Starting in a dark cylindrical tunnel, I made my way towards a dim light source. A door. I pressed A and solved the first puzzle – a simple navigational maze. The door opens. It’s dark inside save for another mysterious panel with another maze to solve. That door opens, but this time there’s a light at what must be the top of some stairs. Bright colour floods in from the outside world. So began my exploration into the world of The Witness.
Outside is a courtyard. I’m trapped. There are numerous panels scattered around, each one is connected to the next via wires, but only one has power. Solving the puzzle makes an unknown electrical source flow down the wire leading me to the next panel. Solving all the panels reveals a final larger one that controls an illuminated gate that looks a little like the grids of the mazes I’ve been solving.

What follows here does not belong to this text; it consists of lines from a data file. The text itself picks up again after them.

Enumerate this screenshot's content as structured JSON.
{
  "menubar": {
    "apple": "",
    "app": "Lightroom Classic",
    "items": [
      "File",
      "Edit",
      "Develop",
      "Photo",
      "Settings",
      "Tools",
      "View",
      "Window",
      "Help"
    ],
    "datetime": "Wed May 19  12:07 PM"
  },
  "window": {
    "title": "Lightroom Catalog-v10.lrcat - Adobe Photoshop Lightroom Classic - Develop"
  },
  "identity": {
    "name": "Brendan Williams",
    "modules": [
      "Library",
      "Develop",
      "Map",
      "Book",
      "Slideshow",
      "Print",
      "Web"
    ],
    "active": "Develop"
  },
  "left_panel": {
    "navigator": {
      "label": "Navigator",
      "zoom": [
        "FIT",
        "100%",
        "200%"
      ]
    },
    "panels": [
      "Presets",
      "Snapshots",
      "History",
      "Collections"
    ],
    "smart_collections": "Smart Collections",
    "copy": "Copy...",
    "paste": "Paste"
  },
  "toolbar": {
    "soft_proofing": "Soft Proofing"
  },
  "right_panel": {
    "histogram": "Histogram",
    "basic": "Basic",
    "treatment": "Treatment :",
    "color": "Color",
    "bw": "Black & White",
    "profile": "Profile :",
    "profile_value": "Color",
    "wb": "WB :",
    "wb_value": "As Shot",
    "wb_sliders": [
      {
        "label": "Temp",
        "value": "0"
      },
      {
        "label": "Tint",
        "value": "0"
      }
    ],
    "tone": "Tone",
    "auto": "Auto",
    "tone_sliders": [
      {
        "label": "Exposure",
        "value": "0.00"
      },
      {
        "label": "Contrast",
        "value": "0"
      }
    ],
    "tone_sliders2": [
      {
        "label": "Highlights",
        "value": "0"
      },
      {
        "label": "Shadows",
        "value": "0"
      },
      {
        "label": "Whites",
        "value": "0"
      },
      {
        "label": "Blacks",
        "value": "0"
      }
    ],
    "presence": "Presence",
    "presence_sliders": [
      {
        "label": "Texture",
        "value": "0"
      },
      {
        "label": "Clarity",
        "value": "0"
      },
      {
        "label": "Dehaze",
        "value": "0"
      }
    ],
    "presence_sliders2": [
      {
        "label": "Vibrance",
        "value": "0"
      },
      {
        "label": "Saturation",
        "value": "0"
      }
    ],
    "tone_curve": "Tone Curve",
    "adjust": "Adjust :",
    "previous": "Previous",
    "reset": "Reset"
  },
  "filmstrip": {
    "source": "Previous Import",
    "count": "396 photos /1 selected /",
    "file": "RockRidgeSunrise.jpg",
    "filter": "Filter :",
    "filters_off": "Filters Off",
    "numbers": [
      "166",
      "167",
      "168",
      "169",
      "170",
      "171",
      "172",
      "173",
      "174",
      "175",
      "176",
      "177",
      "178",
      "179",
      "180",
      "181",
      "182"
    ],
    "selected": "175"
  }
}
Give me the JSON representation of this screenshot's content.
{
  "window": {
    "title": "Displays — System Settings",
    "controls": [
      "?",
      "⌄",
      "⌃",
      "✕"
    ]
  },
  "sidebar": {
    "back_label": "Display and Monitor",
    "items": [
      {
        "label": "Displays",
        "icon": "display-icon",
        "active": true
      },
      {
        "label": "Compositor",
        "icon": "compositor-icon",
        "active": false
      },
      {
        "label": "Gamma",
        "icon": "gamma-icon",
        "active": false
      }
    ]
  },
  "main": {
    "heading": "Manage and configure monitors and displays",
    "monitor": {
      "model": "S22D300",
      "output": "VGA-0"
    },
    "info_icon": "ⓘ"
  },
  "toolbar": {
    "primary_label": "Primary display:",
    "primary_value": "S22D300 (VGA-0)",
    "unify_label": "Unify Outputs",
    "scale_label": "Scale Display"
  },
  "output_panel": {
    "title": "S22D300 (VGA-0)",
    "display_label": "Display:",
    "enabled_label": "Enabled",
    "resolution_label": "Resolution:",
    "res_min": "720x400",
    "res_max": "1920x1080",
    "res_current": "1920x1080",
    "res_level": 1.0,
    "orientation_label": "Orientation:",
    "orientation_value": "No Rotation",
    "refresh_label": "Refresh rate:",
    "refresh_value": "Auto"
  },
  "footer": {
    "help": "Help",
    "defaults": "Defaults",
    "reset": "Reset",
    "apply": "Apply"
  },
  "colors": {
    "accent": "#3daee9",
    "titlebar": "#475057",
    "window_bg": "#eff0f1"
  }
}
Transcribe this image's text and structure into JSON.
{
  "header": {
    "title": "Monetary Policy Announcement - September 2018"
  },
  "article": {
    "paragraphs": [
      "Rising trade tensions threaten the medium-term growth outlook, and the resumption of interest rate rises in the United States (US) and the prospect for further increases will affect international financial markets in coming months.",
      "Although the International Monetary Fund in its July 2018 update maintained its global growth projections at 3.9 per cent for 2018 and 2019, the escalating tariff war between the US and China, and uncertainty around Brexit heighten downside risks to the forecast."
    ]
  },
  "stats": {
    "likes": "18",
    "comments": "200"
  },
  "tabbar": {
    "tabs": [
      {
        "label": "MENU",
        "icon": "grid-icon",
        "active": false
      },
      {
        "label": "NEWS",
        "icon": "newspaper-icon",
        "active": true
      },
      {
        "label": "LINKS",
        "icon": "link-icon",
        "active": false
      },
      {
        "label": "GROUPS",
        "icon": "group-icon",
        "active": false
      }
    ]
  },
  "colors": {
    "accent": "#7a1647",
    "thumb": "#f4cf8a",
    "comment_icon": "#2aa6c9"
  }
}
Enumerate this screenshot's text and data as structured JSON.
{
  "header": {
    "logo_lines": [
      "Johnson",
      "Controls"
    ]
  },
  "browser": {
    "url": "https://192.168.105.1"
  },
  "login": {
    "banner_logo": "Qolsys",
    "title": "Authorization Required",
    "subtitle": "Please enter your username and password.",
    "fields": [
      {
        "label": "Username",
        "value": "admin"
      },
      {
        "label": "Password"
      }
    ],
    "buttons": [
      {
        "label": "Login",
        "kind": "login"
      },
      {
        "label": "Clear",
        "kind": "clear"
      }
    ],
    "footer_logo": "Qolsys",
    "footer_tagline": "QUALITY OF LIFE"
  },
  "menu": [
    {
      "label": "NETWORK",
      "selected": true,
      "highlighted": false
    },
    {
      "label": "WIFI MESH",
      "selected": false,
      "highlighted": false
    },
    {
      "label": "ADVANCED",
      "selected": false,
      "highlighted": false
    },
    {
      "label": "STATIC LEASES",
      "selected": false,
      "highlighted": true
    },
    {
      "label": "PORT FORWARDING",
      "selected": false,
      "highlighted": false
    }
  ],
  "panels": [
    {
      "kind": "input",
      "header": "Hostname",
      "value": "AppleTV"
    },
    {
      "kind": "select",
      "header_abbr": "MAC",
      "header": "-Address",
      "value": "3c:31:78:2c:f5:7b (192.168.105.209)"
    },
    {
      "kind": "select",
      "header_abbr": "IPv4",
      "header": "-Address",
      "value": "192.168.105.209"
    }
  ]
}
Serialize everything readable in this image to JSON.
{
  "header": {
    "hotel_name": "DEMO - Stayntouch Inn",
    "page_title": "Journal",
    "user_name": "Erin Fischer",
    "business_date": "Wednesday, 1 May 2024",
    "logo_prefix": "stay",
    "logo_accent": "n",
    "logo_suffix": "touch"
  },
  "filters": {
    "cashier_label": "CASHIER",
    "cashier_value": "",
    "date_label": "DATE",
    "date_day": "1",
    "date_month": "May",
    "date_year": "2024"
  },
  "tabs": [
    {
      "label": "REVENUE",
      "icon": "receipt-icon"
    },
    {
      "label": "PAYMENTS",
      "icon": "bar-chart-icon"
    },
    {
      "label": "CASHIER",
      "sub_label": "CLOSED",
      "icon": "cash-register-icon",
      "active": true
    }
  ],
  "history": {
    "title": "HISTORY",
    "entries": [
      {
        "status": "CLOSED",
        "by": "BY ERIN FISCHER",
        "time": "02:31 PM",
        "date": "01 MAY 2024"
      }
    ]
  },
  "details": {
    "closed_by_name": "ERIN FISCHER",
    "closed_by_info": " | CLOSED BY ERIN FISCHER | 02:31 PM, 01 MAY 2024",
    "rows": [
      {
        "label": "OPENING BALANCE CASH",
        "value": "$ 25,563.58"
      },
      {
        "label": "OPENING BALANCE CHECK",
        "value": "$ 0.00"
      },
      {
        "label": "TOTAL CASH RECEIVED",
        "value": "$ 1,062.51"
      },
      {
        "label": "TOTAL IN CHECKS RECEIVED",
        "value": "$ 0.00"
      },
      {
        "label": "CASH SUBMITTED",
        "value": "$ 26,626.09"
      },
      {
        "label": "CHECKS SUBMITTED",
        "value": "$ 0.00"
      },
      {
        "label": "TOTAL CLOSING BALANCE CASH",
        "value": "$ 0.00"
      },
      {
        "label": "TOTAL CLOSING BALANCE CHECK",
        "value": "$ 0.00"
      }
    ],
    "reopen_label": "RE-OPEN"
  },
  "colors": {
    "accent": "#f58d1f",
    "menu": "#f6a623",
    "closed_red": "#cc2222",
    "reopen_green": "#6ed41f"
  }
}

Beyond the courtyard is a vast island bathed in gorgeous contrasting colours and made up of different areas including a marsh, quarry and lush forests. There land is scattered with more of these maze puzzles to solve, each one more devious than the last and with new mechanics dropped in to really push your thinking and logic solving skills. Each new mechanic is never explained. Each puzzle has no hints and at times, this can get quite difficult with no apparent solution or obvious direction to head in, which could potentially frustrate novice puzzle solvers out there. Often I walked around aimlessly looking for another puzzle to solve, which at times is the best course of action.
With no obvious path (and no map) you will stumble across puzzles that make little sense, but by finding the right group of puzzles, you will discover the logic to their solution and solve those that may have initially seemed impossible. The Witness steps up the difficulty brilliantly before hitting you with a set of puzzles that combine several of the mechanics.
There’s some wonderful puzzles too – although it may not seem it at the time – that will have you chuckling with joy at the creativity of the solution, especially when sound and the environment come into play when deciphering the solution. A small hint, have a pen and paper to hand – I think the last time I did this was to draw out mazes back on a C64 game!
Through numerous recordings and a secret hidden theatre, a glimmer of story is revealed, but its all so ambiguous that it’s up to the viewer to decide what the island is really about – what are these statues? Who am I? Why am I even here? Without spoiling things too much – the ending even has two sections if you can find the entrance to the second ending – I’ve already said too much although there is a clue in this review – if you’ve learnt anything from your time on the island you will find the ending without any help and maybe an answer to some of your questions.
For such a simple take on puzzle solving, the maze puzzles can get phenomenally hard – wonderfully so – and some of the puzzles can easily be missed if you don’t ‘get’ the game’s conclusion. Should the penny drop, then there’s a whole heap of puzzles that add to the mystery of the island.
I’ve bested the main game, stumbled across the ‘other’ ending and attempting the time trial challenge, yet I still feel there’s a whole heap to The Witness that I haven’t discovered yet. Is The Witness too clever for its own good? Maybe, but I’m enthralled by it and even though there is no narrative, The Witness has propelled itself to sit firmly at the top of my all time favourite puzzler list.